Recovery isn’t easy. “There’s no magic bullet,” says Segal Glick, who has found that being open about her struggles encourages others to do the same. At the beginning of her recovery, she discovered a sizable community on Instagram and developed relationships with other women—many moms like her—who would follow her journey online. “I was looking for a safe place to talk and to share.” That said, even today she’s selective about who she follows. “You have to make sure you’re following people who aren’t triggering to you,” she says. “We’re all so vulnerable to suggestions, especially in early recovery.”

Starting a conversation

The misconception about eating disorders is that women do it to themselves. “It’s not a choice to have an eating disorder,” says Mafrici. Validation is key when talking to a loved one about their relationship with food. Mafrici suggests approaching them as you would anyone with a mental health issue. “You could say, ‘I see that you’re struggling,’ or ‘It seems food is really stressful. I’d love to support you if that’s something that you want to talk about.’”

Trollope-Kumar echoes this strategy. “Communication skills are really important. Make it very open-ended: ‘I notice you seem tired. Is there something that you’re concerned about? Is there anything I can help you with?’” If they’re receptive, Trollope-Kumar suggests recommending a website like NEDIC, which has a private, highly responsive texting feature and phone line, and Sheena’s Place (for Ontario residents,) as good starting points. “Quite often, they start reading and think, ‘Oh, my gosh, this is totally me.’ And it might be quite a shock because they’ve been normalizing it in their own mind.” She points out that Body Brave doesn’t require a diagnosis or a referral. “If you’re not happy with your relationship with food, weight or body image, you’re welcome at Body Brave.”

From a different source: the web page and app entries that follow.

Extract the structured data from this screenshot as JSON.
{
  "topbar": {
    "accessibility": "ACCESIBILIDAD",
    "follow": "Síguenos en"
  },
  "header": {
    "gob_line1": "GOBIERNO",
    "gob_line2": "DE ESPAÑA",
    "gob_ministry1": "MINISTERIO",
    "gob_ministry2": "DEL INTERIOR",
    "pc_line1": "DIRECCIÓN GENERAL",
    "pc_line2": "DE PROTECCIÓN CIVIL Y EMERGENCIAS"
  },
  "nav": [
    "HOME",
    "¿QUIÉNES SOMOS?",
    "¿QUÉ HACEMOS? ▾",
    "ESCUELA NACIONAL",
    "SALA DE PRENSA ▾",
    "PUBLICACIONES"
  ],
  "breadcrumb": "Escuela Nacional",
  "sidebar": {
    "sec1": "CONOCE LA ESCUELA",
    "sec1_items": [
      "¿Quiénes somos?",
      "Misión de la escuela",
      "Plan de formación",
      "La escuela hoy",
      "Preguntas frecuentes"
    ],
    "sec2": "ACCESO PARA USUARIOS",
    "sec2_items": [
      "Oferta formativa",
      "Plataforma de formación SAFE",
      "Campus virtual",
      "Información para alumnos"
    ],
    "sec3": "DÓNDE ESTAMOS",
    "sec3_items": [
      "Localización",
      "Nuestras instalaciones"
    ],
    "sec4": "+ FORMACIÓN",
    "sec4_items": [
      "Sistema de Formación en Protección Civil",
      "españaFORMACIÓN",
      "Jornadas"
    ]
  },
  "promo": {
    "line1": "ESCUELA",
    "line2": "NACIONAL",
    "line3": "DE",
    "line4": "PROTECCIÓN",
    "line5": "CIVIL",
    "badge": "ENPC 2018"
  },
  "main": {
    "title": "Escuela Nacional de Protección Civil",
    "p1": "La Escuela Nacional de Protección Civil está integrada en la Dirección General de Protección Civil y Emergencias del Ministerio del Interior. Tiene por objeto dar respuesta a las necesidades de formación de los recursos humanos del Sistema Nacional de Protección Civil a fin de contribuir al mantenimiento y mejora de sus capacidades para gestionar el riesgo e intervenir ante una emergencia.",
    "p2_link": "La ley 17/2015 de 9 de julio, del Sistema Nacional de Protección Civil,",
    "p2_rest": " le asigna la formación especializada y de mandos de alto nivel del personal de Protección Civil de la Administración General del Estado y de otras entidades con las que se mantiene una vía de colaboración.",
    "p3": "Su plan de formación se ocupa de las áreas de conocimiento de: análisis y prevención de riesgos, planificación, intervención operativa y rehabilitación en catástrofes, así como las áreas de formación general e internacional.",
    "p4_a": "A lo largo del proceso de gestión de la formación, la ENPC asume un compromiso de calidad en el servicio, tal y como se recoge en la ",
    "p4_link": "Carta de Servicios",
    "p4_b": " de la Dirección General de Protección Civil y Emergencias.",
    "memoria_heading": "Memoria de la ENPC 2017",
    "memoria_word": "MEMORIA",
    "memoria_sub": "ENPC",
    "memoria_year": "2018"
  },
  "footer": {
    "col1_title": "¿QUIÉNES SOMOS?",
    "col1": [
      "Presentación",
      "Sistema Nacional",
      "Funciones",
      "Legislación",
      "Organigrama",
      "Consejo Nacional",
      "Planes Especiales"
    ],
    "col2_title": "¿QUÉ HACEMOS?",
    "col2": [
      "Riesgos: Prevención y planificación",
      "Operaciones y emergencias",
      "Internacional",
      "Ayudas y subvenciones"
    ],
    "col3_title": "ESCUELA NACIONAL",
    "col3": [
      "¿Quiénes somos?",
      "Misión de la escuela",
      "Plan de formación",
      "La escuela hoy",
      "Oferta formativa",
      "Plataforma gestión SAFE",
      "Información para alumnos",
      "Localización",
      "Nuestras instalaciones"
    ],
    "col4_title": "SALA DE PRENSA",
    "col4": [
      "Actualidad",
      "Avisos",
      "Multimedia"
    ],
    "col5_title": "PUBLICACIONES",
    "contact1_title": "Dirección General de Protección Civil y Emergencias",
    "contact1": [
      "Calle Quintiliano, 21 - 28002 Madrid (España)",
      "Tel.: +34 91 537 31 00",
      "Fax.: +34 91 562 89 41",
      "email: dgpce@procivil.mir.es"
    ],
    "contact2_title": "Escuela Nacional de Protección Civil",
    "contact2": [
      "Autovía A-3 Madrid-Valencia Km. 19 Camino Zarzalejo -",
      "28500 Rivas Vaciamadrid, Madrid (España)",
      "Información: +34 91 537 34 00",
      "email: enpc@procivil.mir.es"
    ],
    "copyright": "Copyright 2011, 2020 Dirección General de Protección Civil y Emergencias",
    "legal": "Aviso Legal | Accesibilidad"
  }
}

For Richardson, one of the most critical tools is self-love. “I’m not 100 percent,” she says. “But it’s learning to sit with it: so what if the scale has gone up? That’s not connected to me as a person. It’s giving yourself that grace and that understanding that you are not that number on that scale.”